Luckily, he said, he had just seen a used transaxle for a VW bus at a garage sale. Would I like him to buy it and install it in my car? I was skeptical that the rear axle from a bus would fit into the much smaller Bug. Not to worry, he assured me. It was just a matter of milling down a housing or two. So, my Bug soon had a new transmission, at a total cost of $110 -- $10 for the new transaxle and $100 for labor.
MIX AND MATCH. One of the great advantages of the Bug was that the design never really changed much after the first ones were produced in Germany in the 1940s. (The original design was commissioned by Adolf Hitler). Because parts from just about any model could be used in just about any other model, you could always find plenty of cheap used transmissions, bumpers, knobs, seats, and whatever around.
The only other modification I made to mine was to replace the left front fender. There was really nothing wrong with the original except that it flapped around in the breeze (it had been crushed in an accident and was coming loose from the car's body). So, I bought a blue fender at a junkyard and bolted it on myself. My Bug was forest green, but I didn't bother to paint the replacement fender -- most older Bugs in those days were multicolored. (The interior of mine was mud brown, which was practical considering how infrequently it got cleaned.) I think I paid $5 for the fender.

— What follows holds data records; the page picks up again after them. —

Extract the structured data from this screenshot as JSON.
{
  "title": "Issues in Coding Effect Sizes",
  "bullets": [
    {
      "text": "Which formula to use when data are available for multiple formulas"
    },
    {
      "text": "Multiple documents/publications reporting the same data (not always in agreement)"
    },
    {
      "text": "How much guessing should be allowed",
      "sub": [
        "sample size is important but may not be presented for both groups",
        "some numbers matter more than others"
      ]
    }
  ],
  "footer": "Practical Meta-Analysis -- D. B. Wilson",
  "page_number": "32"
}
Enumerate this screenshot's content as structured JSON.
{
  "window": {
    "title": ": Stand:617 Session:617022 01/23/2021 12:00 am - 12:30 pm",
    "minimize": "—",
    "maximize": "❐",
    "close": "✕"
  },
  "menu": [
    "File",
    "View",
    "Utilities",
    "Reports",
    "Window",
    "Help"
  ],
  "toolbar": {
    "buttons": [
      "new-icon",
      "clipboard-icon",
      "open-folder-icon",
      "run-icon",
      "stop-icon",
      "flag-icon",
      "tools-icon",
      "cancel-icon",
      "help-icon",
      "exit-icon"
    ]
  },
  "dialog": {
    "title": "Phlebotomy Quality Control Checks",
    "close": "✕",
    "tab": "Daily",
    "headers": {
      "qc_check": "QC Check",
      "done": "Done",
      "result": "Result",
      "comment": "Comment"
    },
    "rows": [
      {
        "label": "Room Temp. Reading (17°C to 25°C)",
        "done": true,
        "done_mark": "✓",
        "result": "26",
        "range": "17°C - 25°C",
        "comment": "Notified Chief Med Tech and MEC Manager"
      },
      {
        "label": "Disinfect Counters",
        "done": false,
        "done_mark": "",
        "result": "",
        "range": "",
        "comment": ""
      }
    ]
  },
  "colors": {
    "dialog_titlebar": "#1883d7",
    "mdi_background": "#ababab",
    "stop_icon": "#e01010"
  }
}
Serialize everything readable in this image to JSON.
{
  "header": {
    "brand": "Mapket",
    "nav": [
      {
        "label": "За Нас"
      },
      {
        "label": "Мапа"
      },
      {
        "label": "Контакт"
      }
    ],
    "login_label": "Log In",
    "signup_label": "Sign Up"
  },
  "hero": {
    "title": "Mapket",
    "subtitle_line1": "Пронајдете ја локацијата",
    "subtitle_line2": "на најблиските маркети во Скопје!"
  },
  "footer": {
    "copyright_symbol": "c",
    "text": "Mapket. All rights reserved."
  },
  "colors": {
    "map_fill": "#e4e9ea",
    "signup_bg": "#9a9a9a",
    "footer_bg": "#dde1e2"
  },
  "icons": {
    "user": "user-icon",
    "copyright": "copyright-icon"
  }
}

See, that's another thing that made the Bug economical -- even mechanically challenged owners like me could do most of the repair work themselves. Volkswagen means "people's car" in German, and it really did live up to its name. Everyone I knew who bought an older VW also picked up a copy of How to Keep Your Volkswagen Alive, which had been self-published in 1969 by self-described hippy John Muir. (Muir has since passed on, but his book lives on -- the 19th edition, published in 1999, is still in print.)
The book's main selling point was that it argued persuasively that just about anyone could do about any repair on a VW with only a few basic tools. After having spent $100 on the transmission job, I was more than eager to embrace his belief.
MANIFOLD DESTINY. Unfortunately, Muir had a tendency to gloss over crucial details. I learned this the hard way when I spent eight hours replacing the muffler and exhaust system on my Bug. You'd never know it from Muir's book, but the Bug's exhaust system is ingeniously fitted around the engine -- which itself was crammed into a tiny space -- and attached to the engine and body in several improbable places.
Fitting in the new system, once you got the old one out, was virtually impossible. At one point during my painful efforts to follow Muir's instructions, one of my wrench sockets disappeared into my new exhaust system, never to be seen again. When the job was finally done, a little pile of nuts and bolts and other parts was left over. The exhaust system appeared to be on and serving its purpose, so I declared the parts surplus and threw them away. By doing the job myself I think I saved $20 or so, a tidy sum back then.
I can recall taking my Bug on a long highway trip only once. My friend Paul and I drove it from Urbana to Lacrosse, Wis., and back, a distance of some 400 miles each way. This was daring because it was winter, and the Bug didn't really have much in the way of heating. Two little metal vents down near the floor, one on the passenger side and the other on the driver's side allowed hot air to run directly from the engine into the passenger compartment.
BAD DEAL. This system wasn't very effective driving around town because the engine rarely got hot enough to provide heat. But once you had been on the highway for a while, the little vents got red-hot. I learned this not far outside Lacrosse, when my left boot nearly caught fire.
I finally sold my Bug in 1976 when I went off to graduate school in Minneapolis. I wasn't sure I would survive the Minnesota winters without a car with better heating, so I upgraded to a Chevy Nova. I got $50 for the Bug. I've been regretting that sale ever since. Peterson is a contributing editor at BusinessWeek Online. Follow his weekly Moveable Feast column, only on BusinessWeek Online